The initial question is: Which is the right thread for sewing on buttons? In former times there were linen threads in many colors, which were very durable, but have not been produced for years. Replacement was the SERALON Size 30. This material is extremely durable and more supple than a linen thread. Other products are used as well. Climbing ropes today are no longer made of hemp or sisal after all, they are made of high-tech fibers. First you make a so-called “button setter”/”button twist”, an extra strong thread that is very durable. To avoid entanglement and knotting, the thread has to be over-twisted. To do this, thread a needle (e. g. Lamerts half-length nr 3) with the button thread.
- Separate the two ends and place them on the knee or an ironing cushion (tailor’s press mitt). To over twist, continue twisting the thread in the original direction. Once you let go the needle, the two threads intertwine. Repeat this process in sections of 20 cm to the end. Pull the button thread through preferably bees wax. To allow the wax to penetrate deeper into the thread, pull the waxed thread over the hot iron plate. You will see, it is well worth the effort.
- Now the sewing can begin, however, essential to know is the function of the button. A decorative button for a particularly beautiful line – as in double-breasted jackets or tails coats – a neck or shank is not needed, for the button should lay flat on the fabric.
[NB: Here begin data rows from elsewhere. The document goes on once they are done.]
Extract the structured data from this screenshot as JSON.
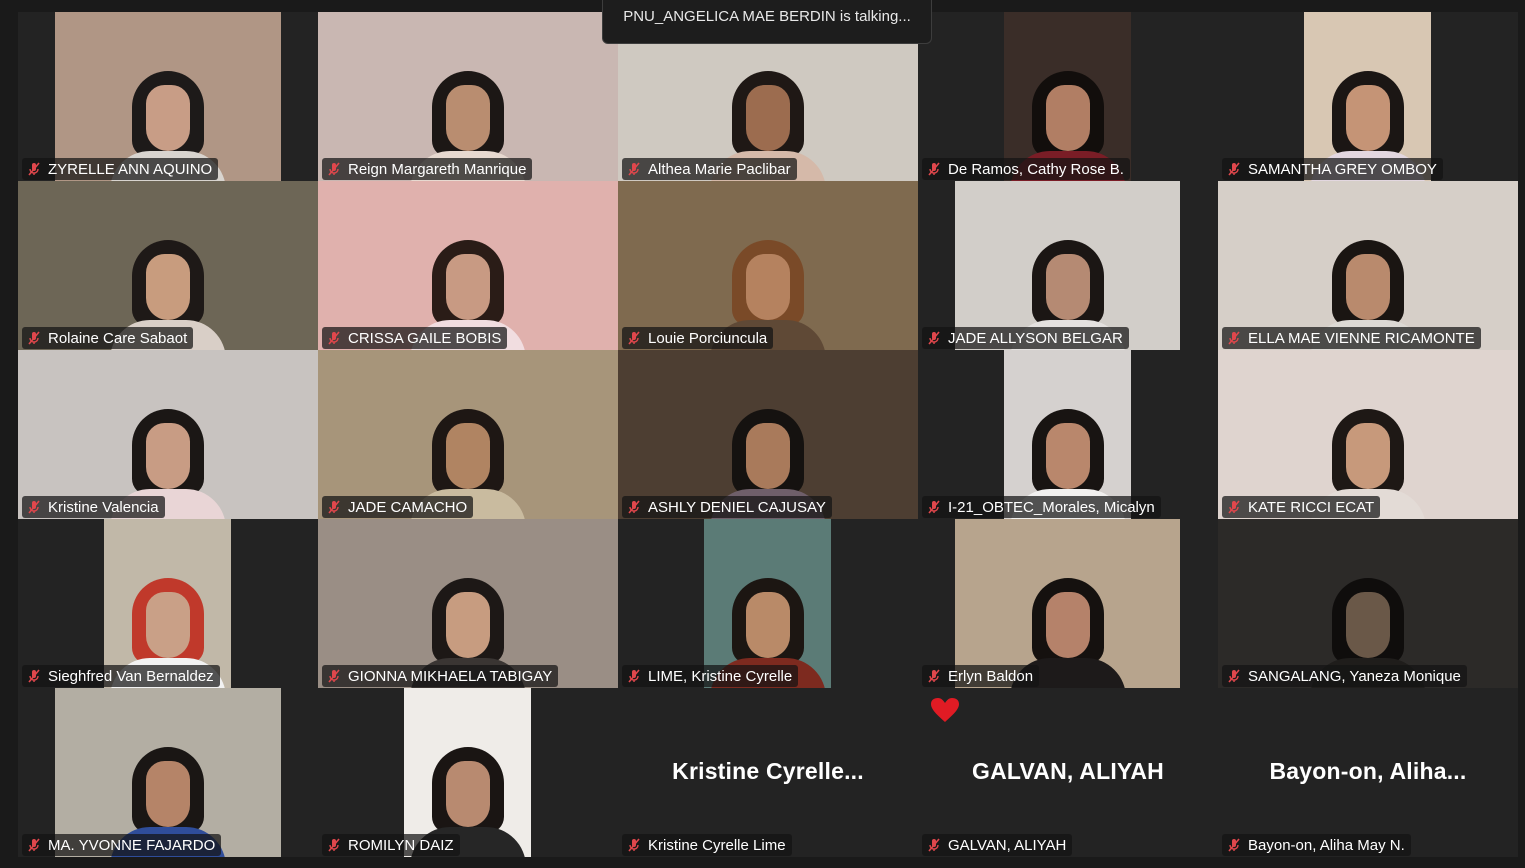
{
  "banner": {
    "talking_text": "PNU_ANGELICA MAE BERDIN is talking..."
  },
  "colors": {
    "background": "#1a1a1a",
    "tile": "#232323",
    "mic_muted": "#e0474c",
    "heart": "#e01b24"
  },
  "participants": [
    {
      "name": "ZYRELLE ANN AQUINO",
      "video": true,
      "bg": "#b09685",
      "hair": "#1d1a19",
      "skin": "#c89d86",
      "shirt": "#d8d4cf"
    },
    {
      "name": "Reign Margareth Manrique",
      "video": true,
      "bg": "#c9b7b2",
      "hair": "#1c1715",
      "skin": "#b98d70",
      "shirt": "#e7d9d0"
    },
    {
      "name": "Althea Marie Paclibar",
      "video": true,
      "bg": "#cfc9c1",
      "hair": "#1f1815",
      "skin": "#9c6c4f",
      "shirt": "#d5b9a9"
    },
    {
      "name": "De Ramos, Cathy Rose B.",
      "video": true,
      "bg": "#3a2d28",
      "hair": "#120e0c",
      "skin": "#b17e64",
      "shirt": "#7a1d26"
    },
    {
      "name": "SAMANTHA GREY OMBOY",
      "video": true,
      "bg": "#d8c7b3",
      "hair": "#1b1614",
      "skin": "#c59476",
      "shirt": "#e3d7e0"
    },
    {
      "name": "Rolaine Care Sabaot",
      "video": true,
      "bg": "#6d6656",
      "hair": "#1e1917",
      "skin": "#c89c7e",
      "shirt": "#d9cfc7"
    },
    {
      "name": "CRISSA GAILE BOBIS",
      "video": true,
      "bg": "#e0b1ad",
      "hair": "#2a1c17",
      "skin": "#c89a83",
      "shirt": "#f1dde0"
    },
    {
      "name": "Louie Porciuncula",
      "video": true,
      "bg": "#7f6a4f",
      "hair": "#7a4a28",
      "skin": "#b5825f",
      "shirt": "#5f4936"
    },
    {
      "name": "JADE ALLYSON BELGAR",
      "video": true,
      "bg": "#d2cec9",
      "hair": "#1b1614",
      "skin": "#b58a73",
      "shirt": "#e4e1df"
    },
    {
      "name": "ELLA MAE VIENNE RICAMONTE",
      "video": true,
      "bg": "#d6cfc8",
      "hair": "#1a1512",
      "skin": "#b98a6d",
      "shirt": "#dcd9d4"
    },
    {
      "name": "Kristine Valencia",
      "video": true,
      "bg": "#c8c3c0",
      "hair": "#1b1715",
      "skin": "#c89c84",
      "shirt": "#e9d5d6"
    },
    {
      "name": "JADE CAMACHO",
      "video": true,
      "bg": "#a7957a",
      "hair": "#1e1714",
      "skin": "#b08462",
      "shirt": "#c9bb9f"
    },
    {
      "name": "ASHLY DENIEL CAJUSAY",
      "video": true,
      "bg": "#4d3e32",
      "hair": "#151210",
      "skin": "#a97a5b",
      "shirt": "#6f5f6a"
    },
    {
      "name": "I-21_OBTEC_Morales, Micalyn",
      "video": true,
      "bg": "#d5d1cf",
      "hair": "#181412",
      "skin": "#b9876c",
      "shirt": "#f1f0ef"
    },
    {
      "name": "KATE RICCI ECAT",
      "video": true,
      "bg": "#dfd4cf",
      "hair": "#1e1815",
      "skin": "#c7997b",
      "shirt": "#e3dbd6"
    },
    {
      "name": "Sieghfred Van Bernaldez",
      "video": true,
      "bg": "#c1b8a8",
      "hair": "#c0392b",
      "skin": "#c9a087",
      "shirt": "#f2f2f2"
    },
    {
      "name": "GIONNA MIKHAELA TABIGAY",
      "video": true,
      "bg": "#9a8e85",
      "hair": "#1d1816",
      "skin": "#c79c80",
      "shirt": "#3a3533"
    },
    {
      "name": "LIME, Kristine Cyrelle",
      "video": true,
      "bg": "#5b7b76",
      "hair": "#1c1612",
      "skin": "#b98a68",
      "shirt": "#7d2a1f"
    },
    {
      "name": "Erlyn Baldon",
      "video": true,
      "bg": "#b7a48d",
      "hair": "#15110f",
      "skin": "#b5826a",
      "shirt": "#1d1a1a"
    },
    {
      "name": "SANGALANG, Yaneza Monique",
      "video": true,
      "bg": "#2c2a28",
      "hair": "#0f0d0c",
      "skin": "#6a5848",
      "shirt": "#1f1d1b"
    },
    {
      "name": "MA. YVONNE FAJARDO",
      "video": true,
      "bg": "#b3aea3",
      "hair": "#1a1614",
      "skin": "#b58468",
      "shirt": "#2f4d9a"
    },
    {
      "name": "ROMILYN DAIZ",
      "video": true,
      "bg": "#efece8",
      "hair": "#1a1513",
      "skin": "#b88a70",
      "shirt": "#262626"
    },
    {
      "name": "Kristine Cyrelle Lime",
      "video": false,
      "display_name": "Kristine  Cyrelle..."
    },
    {
      "name": "GALVAN, ALIYAH",
      "video": false,
      "display_name": "GALVAN, ALIYAH",
      "reaction": "heart-icon"
    },
    {
      "name": "Bayon-on, Aliha May N.",
      "video": false,
      "display_name": "Bayon-on,  Aliha..."
    }
  ]
}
However, if a button is used to close two front pieces, the distance from the button to the fabric depends on the thickness of the material and has to be large enough so the button does not pull too much on the overlay.This corresponds to about 2-3 mm for regular fabrics. For sports jacket, costume, vest and trousers, two stitches through each buttonhole are sufficient. Buttons on these garments are in use and buttoned up quite often over the course of time. To add durability and to prevent wear and tear, the so-called neck or shank is wrapped a couple of times, the thread then sutured.
- For double-breasted coats, the neck or shank of the reinforcing button should be at least 1-1.5 cm long to allow some room for the underlay. On the other hand it should not be too long for the underlay may not be visible at the hem of the overlay. For the coat, three stitches through each buttonhole are sufficient, as more weight rests on the button. Depending on the thickness of the fabric, a thread shank of 4-5 mm in length is recommended.
- Some gentlemen’s tailors are sewing on buttons crossed, the English way. You need to know that the Savile Row usually uses different buttons: the British buttons are shaped like little bowls. The button is sewn on crossed, resulting in an increase at the crossing point, which would wear off quickly when using buttons of flat shapes.
- Depending on personal preference, the buttons are sewn on with the visible threads being vertical or horizontal, yet parallel to each other.
- There are also buttons available in bowl shape for sporty pants, where it is common practice to be sewn on with crossed thread. However, most trouser buttons are extremely flat to not to stand out on thin fabrics. These are particularly milled so they only can be sewn on parallel.
Basic rules for button closures on blouses and dresses
- Button and buttonhole close two overlapping fabric edges. On the upper edge of the fabric, the overlay, the buttonhole is worked. The button is placed on the lower edge of the fabric, the underlay.
- Before marking the position of button and buttonhole, mark the centerline of the over- and under-lay. The buttonhole extends the center line by 2 mm, the button is placed exactly on the center line, the button placement line.
- The buttonhole placket closes smooth and free of wrinkles if there is enough space underneath the button to allow the overlay to move freely. Therefore, all buttons are sewn with a “shank”. Sew on the button with double thread. Tighten the sewing thread just enough to be able to create the buttons thread shank. Wrap the shank tightly with the sewing thread.
Further instructions and tips for sewing buttons and holes can be found here: